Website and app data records
-------

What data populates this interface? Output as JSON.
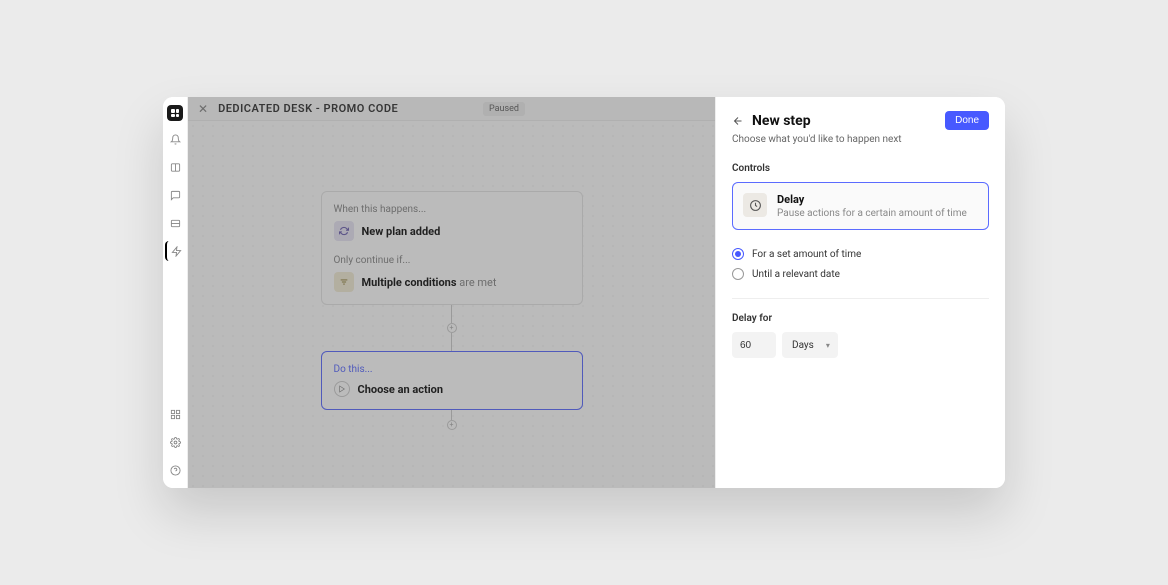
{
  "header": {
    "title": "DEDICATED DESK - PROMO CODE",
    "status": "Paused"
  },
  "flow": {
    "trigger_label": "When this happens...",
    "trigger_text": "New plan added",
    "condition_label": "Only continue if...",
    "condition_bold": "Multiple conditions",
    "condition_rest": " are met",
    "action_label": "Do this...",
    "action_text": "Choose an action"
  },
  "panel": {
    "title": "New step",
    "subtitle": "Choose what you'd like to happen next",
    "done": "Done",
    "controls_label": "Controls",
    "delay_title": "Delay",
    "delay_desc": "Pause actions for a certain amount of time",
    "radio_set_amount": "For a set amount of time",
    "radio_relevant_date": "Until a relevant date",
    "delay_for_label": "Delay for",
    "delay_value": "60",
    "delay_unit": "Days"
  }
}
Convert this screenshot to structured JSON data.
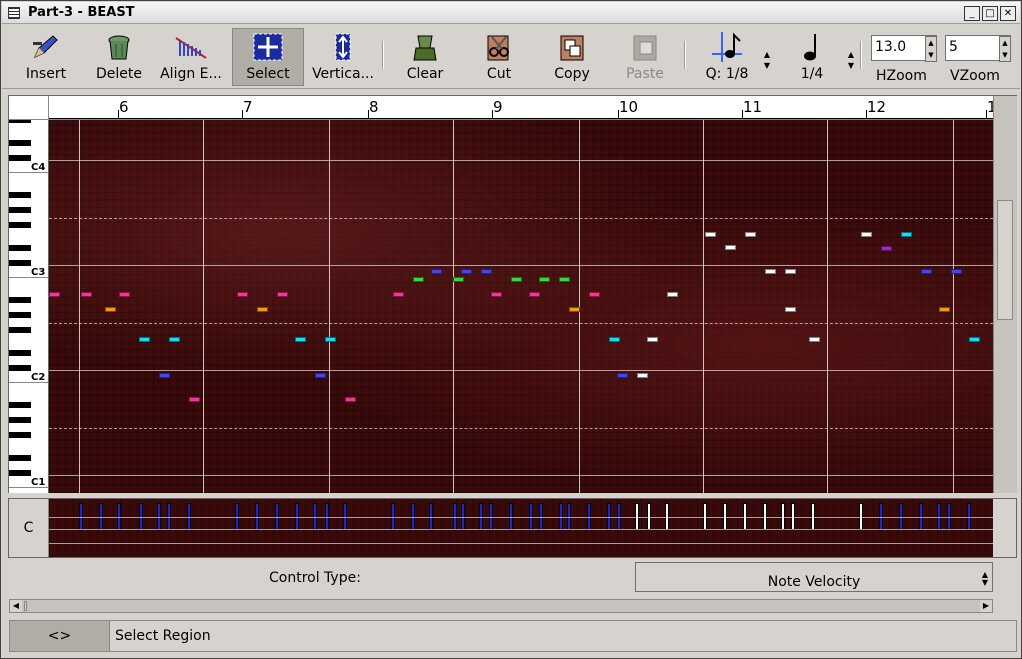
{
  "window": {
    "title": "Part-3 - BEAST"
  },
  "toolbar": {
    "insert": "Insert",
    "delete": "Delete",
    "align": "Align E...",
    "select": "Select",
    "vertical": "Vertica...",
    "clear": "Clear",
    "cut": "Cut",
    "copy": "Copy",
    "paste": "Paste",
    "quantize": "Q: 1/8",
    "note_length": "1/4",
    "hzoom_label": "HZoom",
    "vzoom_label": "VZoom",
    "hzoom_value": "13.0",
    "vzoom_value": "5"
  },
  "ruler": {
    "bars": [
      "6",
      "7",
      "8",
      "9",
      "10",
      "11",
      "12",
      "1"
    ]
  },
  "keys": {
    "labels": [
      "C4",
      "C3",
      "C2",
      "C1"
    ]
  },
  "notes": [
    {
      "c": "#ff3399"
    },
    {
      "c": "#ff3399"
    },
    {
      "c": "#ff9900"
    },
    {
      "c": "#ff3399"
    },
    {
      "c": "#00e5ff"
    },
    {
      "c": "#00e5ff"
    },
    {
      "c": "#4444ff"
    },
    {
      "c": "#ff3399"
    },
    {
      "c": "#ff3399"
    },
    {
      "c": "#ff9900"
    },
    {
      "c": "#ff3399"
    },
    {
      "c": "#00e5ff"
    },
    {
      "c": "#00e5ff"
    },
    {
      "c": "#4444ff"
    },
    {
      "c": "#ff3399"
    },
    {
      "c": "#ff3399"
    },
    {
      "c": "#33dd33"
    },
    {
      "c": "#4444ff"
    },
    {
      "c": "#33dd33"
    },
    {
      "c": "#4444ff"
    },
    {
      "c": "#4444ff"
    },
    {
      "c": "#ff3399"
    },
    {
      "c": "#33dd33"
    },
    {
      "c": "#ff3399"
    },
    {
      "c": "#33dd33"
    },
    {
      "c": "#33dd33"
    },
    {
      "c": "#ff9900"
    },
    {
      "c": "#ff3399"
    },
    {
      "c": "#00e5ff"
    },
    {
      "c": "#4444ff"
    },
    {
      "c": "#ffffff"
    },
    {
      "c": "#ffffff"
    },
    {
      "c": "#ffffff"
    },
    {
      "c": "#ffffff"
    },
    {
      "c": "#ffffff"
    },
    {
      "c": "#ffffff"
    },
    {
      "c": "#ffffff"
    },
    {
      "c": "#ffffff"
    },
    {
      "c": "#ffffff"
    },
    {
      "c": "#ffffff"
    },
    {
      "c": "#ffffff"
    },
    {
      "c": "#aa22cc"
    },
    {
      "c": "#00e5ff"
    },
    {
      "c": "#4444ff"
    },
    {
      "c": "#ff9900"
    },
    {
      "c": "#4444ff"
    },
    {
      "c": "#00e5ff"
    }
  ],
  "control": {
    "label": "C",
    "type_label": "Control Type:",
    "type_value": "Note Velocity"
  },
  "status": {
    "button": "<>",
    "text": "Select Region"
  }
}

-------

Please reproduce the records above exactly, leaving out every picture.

What data populates this interface? Output as JSON.
{
  "header": {
    "title": "DEDICATED DESK - PROMO CODE",
    "status": "Paused"
  },
  "flow": {
    "trigger_label": "When this happens...",
    "trigger_text": "New plan added",
    "condition_label": "Only continue if...",
    "condition_bold": "Multiple conditions",
    "condition_rest": " are met",
    "action_label": "Do this...",
    "action_text": "Choose an action"
  },
  "panel": {
    "title": "New step",
    "subtitle": "Choose what you'd like to happen next",
    "done": "Done",
    "controls_label": "Controls",
    "delay_title": "Delay",
    "delay_desc": "Pause actions for a certain amount of time",
    "radio_set_amount": "For a set amount of time",
    "radio_relevant_date": "Until a relevant date",
    "delay_for_label": "Delay for",
    "delay_value": "60",
    "delay_unit": "Days"
  }
}
Convert this screenshot to structured JSON data.
{
  "window": {
    "title": "Part-3 - BEAST"
  },
  "toolbar": {
    "insert": "Insert",
    "delete": "Delete",
    "align": "Align E...",
    "select": "Select",
    "vertical": "Vertica...",
    "clear": "Clear",
    "cut": "Cut",
    "copy": "Copy",
    "paste": "Paste",
    "quantize": "Q: 1/8",
    "note_length": "1/4",
    "hzoom_label": "HZoom",
    "vzoom_label": "VZoom",
    "hzoom_value": "13.0",
    "vzoom_value": "5"
  },
  "ruler": {
    "bars": [
      "6",
      "7",
      "8",
      "9",
      "10",
      "11",
      "12",
      "1"
    ]
  },
  "keys": {
    "labels": [
      "C4",
      "C3",
      "C2",
      "C1"
    ]
  },
  "notes": [
    {
      "c": "#ff3399"
    },
    {
      "c": "#ff3399"
    },
    {
      "c": "#ff9900"
    },
    {
      "c": "#ff3399"
    },
    {
      "c": "#00e5ff"
    },
    {
      "c": "#00e5ff"
    },
    {
      "c": "#4444ff"
    },
    {
      "c": "#ff3399"
    },
    {
      "c": "#ff3399"
    },
    {
      "c": "#ff9900"
    },
    {
      "c": "#ff3399"
    },
    {
      "c": "#00e5ff"
    },
    {
      "c": "#00e5ff"
    },
    {
      "c": "#4444ff"
    },
    {
      "c": "#ff3399"
    },
    {
      "c": "#ff3399"
    },
    {
      "c": "#33dd33"
    },
    {
      "c": "#4444ff"
    },
    {
      "c": "#33dd33"
    },
    {
      "c": "#4444ff"
    },
    {
      "c": "#4444ff"
    },
    {
      "c": "#ff3399"
    },
    {
      "c": "#33dd33"
    },
    {
      "c": "#ff3399"
    },
    {
      "c": "#33dd33"
    },
    {
      "c": "#33dd33"
    },
    {
      "c": "#ff9900"
    },
    {
      "c": "#ff3399"
    },
    {
      "c": "#00e5ff"
    },
    {
      "c": "#4444ff"
    },
    {
      "c": "#ffffff"
    },
    {
      "c": "#ffffff"
    },
    {
      "c": "#ffffff"
    },
    {
      "c": "#ffffff"
    },
    {
      "c": "#ffffff"
    },
    {
      "c": "#ffffff"
    },
    {
      "c": "#ffffff"
    },
    {
      "c": "#ffffff"
    },
    {
      "c": "#ffffff"
    },
    {
      "c": "#ffffff"
    },
    {
      "c": "#ffffff"
    },
    {
      "c": "#aa22cc"
    },
    {
      "c": "#00e5ff"
    },
    {
      "c": "#4444ff"
    },
    {
      "c": "#ff9900"
    },
    {
      "c": "#4444ff"
    },
    {
      "c": "#00e5ff"
    }
  ],
  "control": {
    "label": "C",
    "type_label": "Control Type:",
    "type_value": "Note Velocity"
  },
  "status": {
    "button": "<>",
    "text": "Select Region"
  }
}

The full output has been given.